WHAT THIS TASK INVOLVES:
Please report how many lines in the records below contain the word "None", giving only that number.

INFORMATION PROVIDED:
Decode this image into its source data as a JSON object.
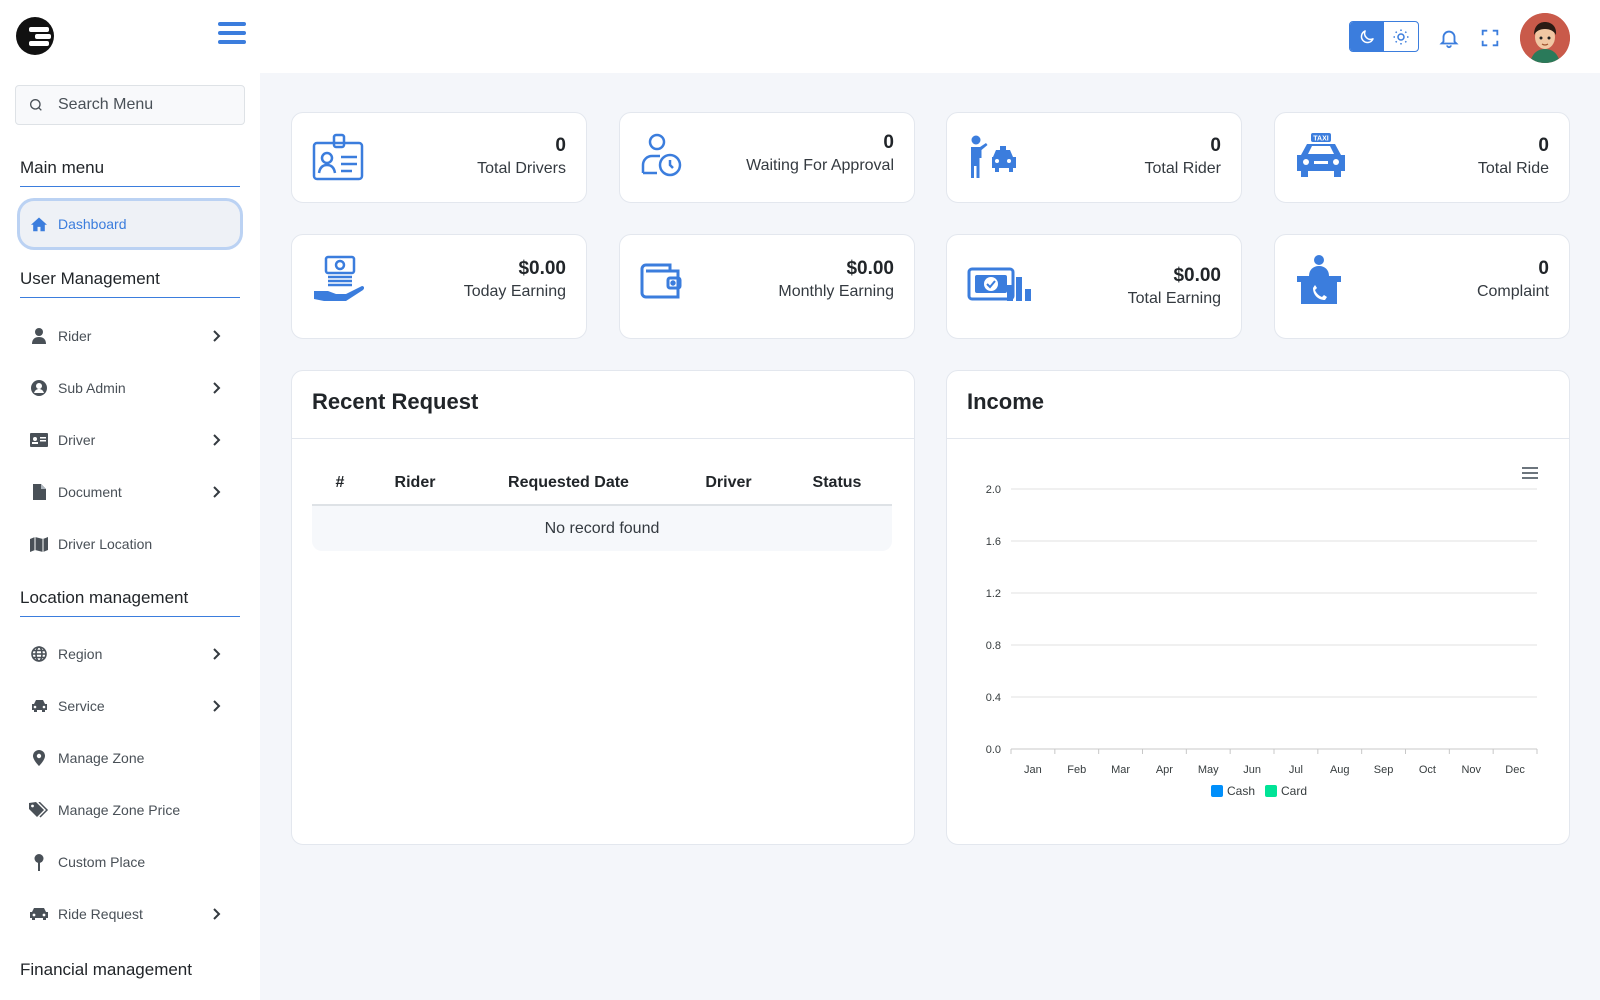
{
  "header": {
    "menu_icon": "hamburger-icon",
    "theme_options": [
      "moon-icon",
      "sun-icon"
    ],
    "icons": [
      "bell-icon",
      "fullscreen-icon"
    ]
  },
  "sidebar": {
    "search_placeholder": "Search Menu",
    "sections": [
      {
        "title": "Main menu"
      },
      {
        "title": "User Management"
      },
      {
        "title": "Location management"
      },
      {
        "title": "Financial management"
      }
    ],
    "items": [
      {
        "label": "Dashboard",
        "icon": "home-icon",
        "active": true
      },
      {
        "label": "Rider",
        "icon": "user-icon",
        "has_children": true
      },
      {
        "label": "Sub Admin",
        "icon": "user-circle-icon",
        "has_children": true
      },
      {
        "label": "Driver",
        "icon": "id-card-icon",
        "has_children": true
      },
      {
        "label": "Document",
        "icon": "file-icon",
        "has_children": true
      },
      {
        "label": "Driver Location",
        "icon": "map-icon",
        "has_children": false
      },
      {
        "label": "Region",
        "icon": "globe-icon",
        "has_children": true
      },
      {
        "label": "Service",
        "icon": "car-icon",
        "has_children": true
      },
      {
        "label": "Manage Zone",
        "icon": "location-pin-icon",
        "has_children": false
      },
      {
        "label": "Manage Zone Price",
        "icon": "tags-icon",
        "has_children": false
      },
      {
        "label": "Custom Place",
        "icon": "map-pin-icon",
        "has_children": false
      },
      {
        "label": "Ride Request",
        "icon": "taxi-icon",
        "has_children": true
      }
    ]
  },
  "stats": [
    {
      "value": "0",
      "label": "Total Drivers",
      "icon": "driver-id-card-icon"
    },
    {
      "value": "0",
      "label": "Waiting For Approval",
      "icon": "user-clock-icon"
    },
    {
      "value": "0",
      "label": "Total Rider",
      "icon": "person-taxi-icon"
    },
    {
      "value": "0",
      "label": "Total Ride",
      "icon": "taxi-icon"
    },
    {
      "value": "$0.00",
      "label": "Today Earning",
      "icon": "money-hand-icon"
    },
    {
      "value": "$0.00",
      "label": "Monthly Earning",
      "icon": "wallet-icon"
    },
    {
      "value": "$0.00",
      "label": "Total Earning",
      "icon": "money-chart-icon"
    },
    {
      "value": "0",
      "label": "Complaint",
      "icon": "complaint-desk-icon"
    }
  ],
  "recent_request": {
    "title": "Recent Request",
    "columns": [
      "#",
      "Rider",
      "Requested Date",
      "Driver",
      "Status"
    ],
    "empty_text": "No record found"
  },
  "income": {
    "title": "Income",
    "menu_icon": "chart-menu-icon"
  },
  "chart_data": {
    "type": "bar",
    "title": "",
    "xlabel": "",
    "ylabel": "",
    "categories": [
      "Jan",
      "Feb",
      "Mar",
      "Apr",
      "May",
      "Jun",
      "Jul",
      "Aug",
      "Sep",
      "Oct",
      "Nov",
      "Dec"
    ],
    "series": [
      {
        "name": "Cash",
        "color": "#008ffb",
        "values": [
          0,
          0,
          0,
          0,
          0,
          0,
          0,
          0,
          0,
          0,
          0,
          0
        ]
      },
      {
        "name": "Card",
        "color": "#00e396",
        "values": [
          0,
          0,
          0,
          0,
          0,
          0,
          0,
          0,
          0,
          0,
          0,
          0
        ]
      }
    ],
    "yticks": [
      "0.0",
      "0.4",
      "0.8",
      "1.2",
      "1.6",
      "2.0"
    ],
    "ylim": [
      0,
      2
    ],
    "grid": true,
    "legend": "bottom"
  },
  "colors": {
    "accent": "#3b7ddd",
    "cash": "#008ffb",
    "card": "#00e396"
  }
}
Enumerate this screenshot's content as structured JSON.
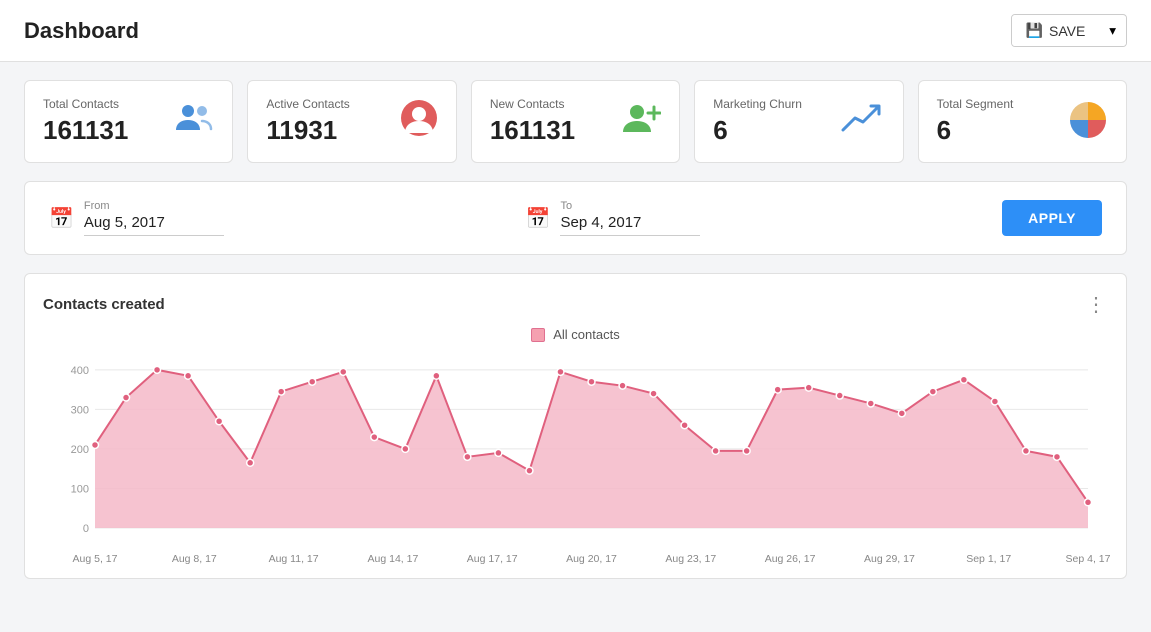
{
  "header": {
    "title": "Dashboard",
    "save_label": "SAVE"
  },
  "stats": [
    {
      "id": "total-contacts",
      "label": "Total Contacts",
      "value": "161131",
      "icon": "people-icon"
    },
    {
      "id": "active-contacts",
      "label": "Active Contacts",
      "value": "11931",
      "icon": "face-icon"
    },
    {
      "id": "new-contacts",
      "label": "New Contacts",
      "value": "161131",
      "icon": "add-person-icon"
    },
    {
      "id": "marketing-churn",
      "label": "Marketing Churn",
      "value": "6",
      "icon": "trending-up-icon"
    },
    {
      "id": "total-segment",
      "label": "Total Segment",
      "value": "6",
      "icon": "pie-chart-icon"
    }
  ],
  "date_filter": {
    "from_label": "From",
    "from_value": "Aug 5, 2017",
    "to_label": "To",
    "to_value": "Sep 4, 2017",
    "apply_label": "APPLY"
  },
  "chart": {
    "title": "Contacts created",
    "legend": "All contacts",
    "x_labels": [
      "Aug 5, 17",
      "Aug 8, 17",
      "Aug 11, 17",
      "Aug 14, 17",
      "Aug 17, 17",
      "Aug 20, 17",
      "Aug 23, 17",
      "Aug 26, 17",
      "Aug 29, 17",
      "Sep 1, 17",
      "Sep 4, 17"
    ],
    "y_labels": [
      "0",
      "100",
      "200",
      "300",
      "400"
    ],
    "data_points": [
      210,
      330,
      400,
      385,
      270,
      165,
      345,
      370,
      395,
      230,
      200,
      385,
      180,
      190,
      145,
      395,
      370,
      360,
      340,
      260,
      195,
      195,
      350,
      355,
      335,
      315,
      290,
      345,
      375,
      320,
      195,
      180,
      65
    ]
  }
}
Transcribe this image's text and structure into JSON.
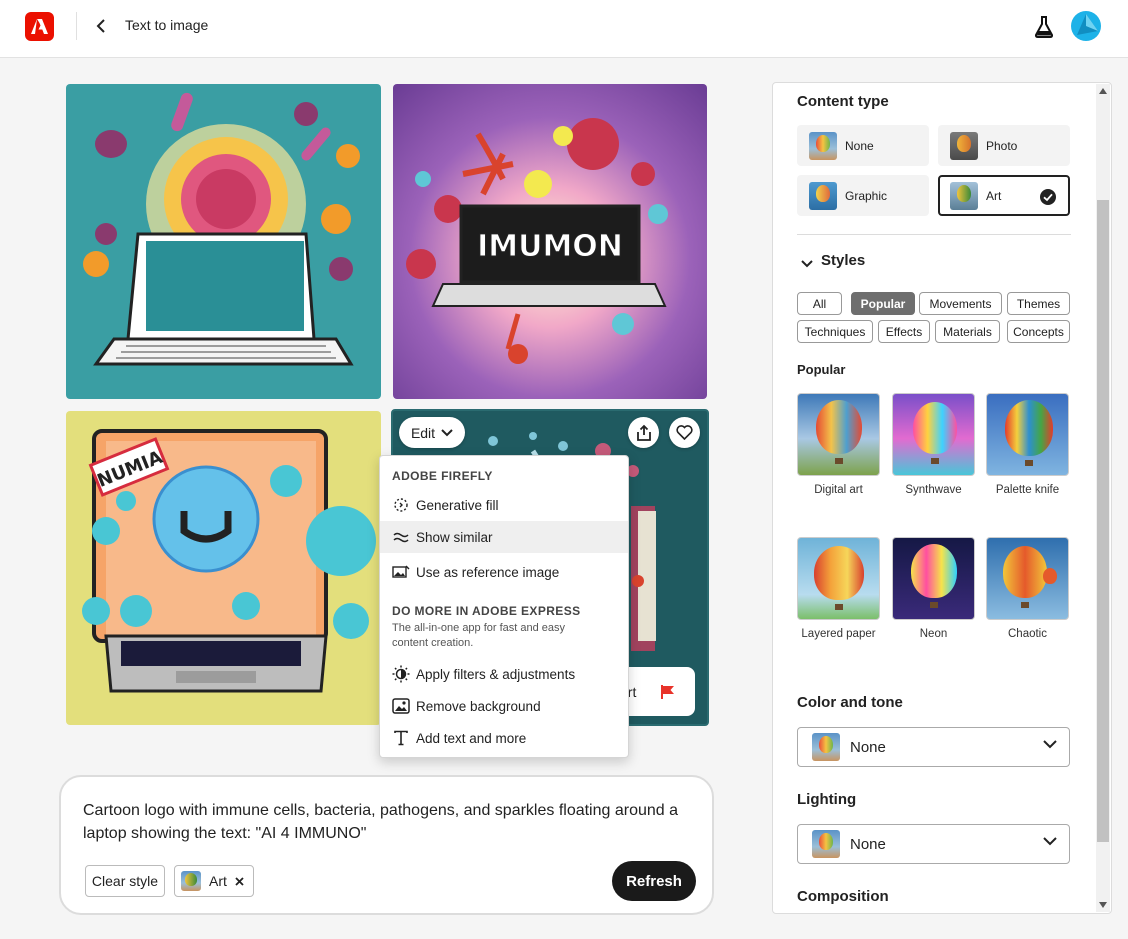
{
  "header": {
    "title": "Text to image"
  },
  "menu": {
    "section1_title": "ADOBE FIREFLY",
    "items1": [
      {
        "label": "Generative fill",
        "icon": "generative-fill-icon"
      },
      {
        "label": "Show similar",
        "icon": "show-similar-icon"
      },
      {
        "label": "Use as reference image",
        "icon": "reference-image-icon"
      }
    ],
    "section2_title": "DO MORE IN ADOBE EXPRESS",
    "section2_desc": "The all-in-one app for fast and easy content creation.",
    "items2": [
      {
        "label": "Apply filters & adjustments",
        "icon": "filters-icon"
      },
      {
        "label": "Remove background",
        "icon": "remove-background-icon"
      },
      {
        "label": "Add text and more",
        "icon": "add-text-icon"
      }
    ]
  },
  "image_actions": {
    "edit_label": "Edit",
    "report_label": "ort"
  },
  "image_texts": {
    "tile2": "IMUMON",
    "tile3": "NUMIA"
  },
  "prompt": {
    "text": "Cartoon logo with immune cells, bacteria, pathogens, and sparkles floating around a laptop showing the text: \"AI 4 IMMUNO\"",
    "clear_style_label": "Clear style",
    "style_chip_label": "Art",
    "refresh_label": "Refresh"
  },
  "panel": {
    "content_type_title": "Content type",
    "content_types": [
      {
        "label": "None",
        "selected": false
      },
      {
        "label": "Photo",
        "selected": false
      },
      {
        "label": "Graphic",
        "selected": false
      },
      {
        "label": "Art",
        "selected": true
      }
    ],
    "styles_title": "Styles",
    "style_filters": [
      {
        "label": "All",
        "active": false
      },
      {
        "label": "Popular",
        "active": true
      },
      {
        "label": "Movements",
        "active": false
      },
      {
        "label": "Themes",
        "active": false
      },
      {
        "label": "Techniques",
        "active": false
      },
      {
        "label": "Effects",
        "active": false
      },
      {
        "label": "Materials",
        "active": false
      },
      {
        "label": "Concepts",
        "active": false
      }
    ],
    "popular_title": "Popular",
    "popular_styles": [
      {
        "label": "Digital art"
      },
      {
        "label": "Synthwave"
      },
      {
        "label": "Palette knife"
      },
      {
        "label": "Layered paper"
      },
      {
        "label": "Neon"
      },
      {
        "label": "Chaotic"
      }
    ],
    "color_tone_title": "Color and tone",
    "color_tone_value": "None",
    "lighting_title": "Lighting",
    "lighting_value": "None",
    "composition_title": "Composition"
  },
  "colors": {
    "brand": "#eb1000",
    "avatar": "#1db2e8",
    "refresh_bg": "#1a1a1a",
    "report_flag": "#e8332a"
  }
}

RESPONSE AREA:
3